Entries provided:
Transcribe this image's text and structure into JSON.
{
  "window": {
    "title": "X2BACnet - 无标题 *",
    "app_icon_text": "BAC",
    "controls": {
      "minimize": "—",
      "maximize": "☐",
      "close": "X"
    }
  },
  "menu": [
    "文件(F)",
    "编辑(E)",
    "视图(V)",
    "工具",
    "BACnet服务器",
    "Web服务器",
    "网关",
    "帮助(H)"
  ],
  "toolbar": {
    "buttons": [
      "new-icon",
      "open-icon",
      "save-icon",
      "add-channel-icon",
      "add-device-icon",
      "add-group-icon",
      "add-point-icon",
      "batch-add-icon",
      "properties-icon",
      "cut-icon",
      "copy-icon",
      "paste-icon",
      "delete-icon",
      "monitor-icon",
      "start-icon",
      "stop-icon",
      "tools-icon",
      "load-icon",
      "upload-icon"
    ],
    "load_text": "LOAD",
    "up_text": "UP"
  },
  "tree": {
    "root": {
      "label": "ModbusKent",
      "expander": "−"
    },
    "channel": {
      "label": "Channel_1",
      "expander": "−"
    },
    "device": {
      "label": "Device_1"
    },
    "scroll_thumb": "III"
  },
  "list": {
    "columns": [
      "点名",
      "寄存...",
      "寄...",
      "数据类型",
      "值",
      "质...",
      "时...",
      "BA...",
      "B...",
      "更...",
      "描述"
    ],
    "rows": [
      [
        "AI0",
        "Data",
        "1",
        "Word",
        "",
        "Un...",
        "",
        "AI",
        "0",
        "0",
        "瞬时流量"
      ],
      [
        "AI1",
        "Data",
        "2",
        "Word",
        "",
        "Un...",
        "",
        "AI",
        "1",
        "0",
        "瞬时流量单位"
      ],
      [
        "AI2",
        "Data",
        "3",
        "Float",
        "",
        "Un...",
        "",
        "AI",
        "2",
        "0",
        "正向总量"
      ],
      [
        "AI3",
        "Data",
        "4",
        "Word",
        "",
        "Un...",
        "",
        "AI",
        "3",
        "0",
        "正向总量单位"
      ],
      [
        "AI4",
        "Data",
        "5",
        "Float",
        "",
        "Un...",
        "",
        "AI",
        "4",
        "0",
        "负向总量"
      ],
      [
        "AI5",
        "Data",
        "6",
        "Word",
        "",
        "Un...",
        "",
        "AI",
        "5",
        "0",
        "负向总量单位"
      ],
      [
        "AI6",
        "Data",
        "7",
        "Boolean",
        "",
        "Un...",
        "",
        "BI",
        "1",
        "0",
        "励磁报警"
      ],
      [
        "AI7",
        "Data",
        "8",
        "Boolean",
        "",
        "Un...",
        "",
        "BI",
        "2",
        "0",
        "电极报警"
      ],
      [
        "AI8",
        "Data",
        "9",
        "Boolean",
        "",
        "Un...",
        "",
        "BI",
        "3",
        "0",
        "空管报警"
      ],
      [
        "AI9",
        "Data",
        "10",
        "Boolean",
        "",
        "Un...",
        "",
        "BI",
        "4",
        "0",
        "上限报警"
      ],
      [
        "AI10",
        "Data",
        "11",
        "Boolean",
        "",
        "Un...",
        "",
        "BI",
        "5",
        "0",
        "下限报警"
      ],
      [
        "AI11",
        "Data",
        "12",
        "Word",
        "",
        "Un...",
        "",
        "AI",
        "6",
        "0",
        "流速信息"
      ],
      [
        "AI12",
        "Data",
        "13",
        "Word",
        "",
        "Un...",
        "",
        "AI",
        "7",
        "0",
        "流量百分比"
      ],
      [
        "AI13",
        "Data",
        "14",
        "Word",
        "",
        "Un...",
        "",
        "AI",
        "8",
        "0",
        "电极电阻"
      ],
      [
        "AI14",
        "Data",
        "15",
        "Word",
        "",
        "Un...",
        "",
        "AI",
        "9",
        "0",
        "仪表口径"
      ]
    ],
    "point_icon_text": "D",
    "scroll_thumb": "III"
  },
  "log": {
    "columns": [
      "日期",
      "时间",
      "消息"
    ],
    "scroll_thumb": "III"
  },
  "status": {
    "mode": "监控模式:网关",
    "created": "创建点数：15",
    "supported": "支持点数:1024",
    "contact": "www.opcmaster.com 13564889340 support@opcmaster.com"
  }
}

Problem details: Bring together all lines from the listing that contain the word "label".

Reply to the exercise:
      "label": "ModbusKent",
      "label": "Channel_1",
      "label": "Device_1"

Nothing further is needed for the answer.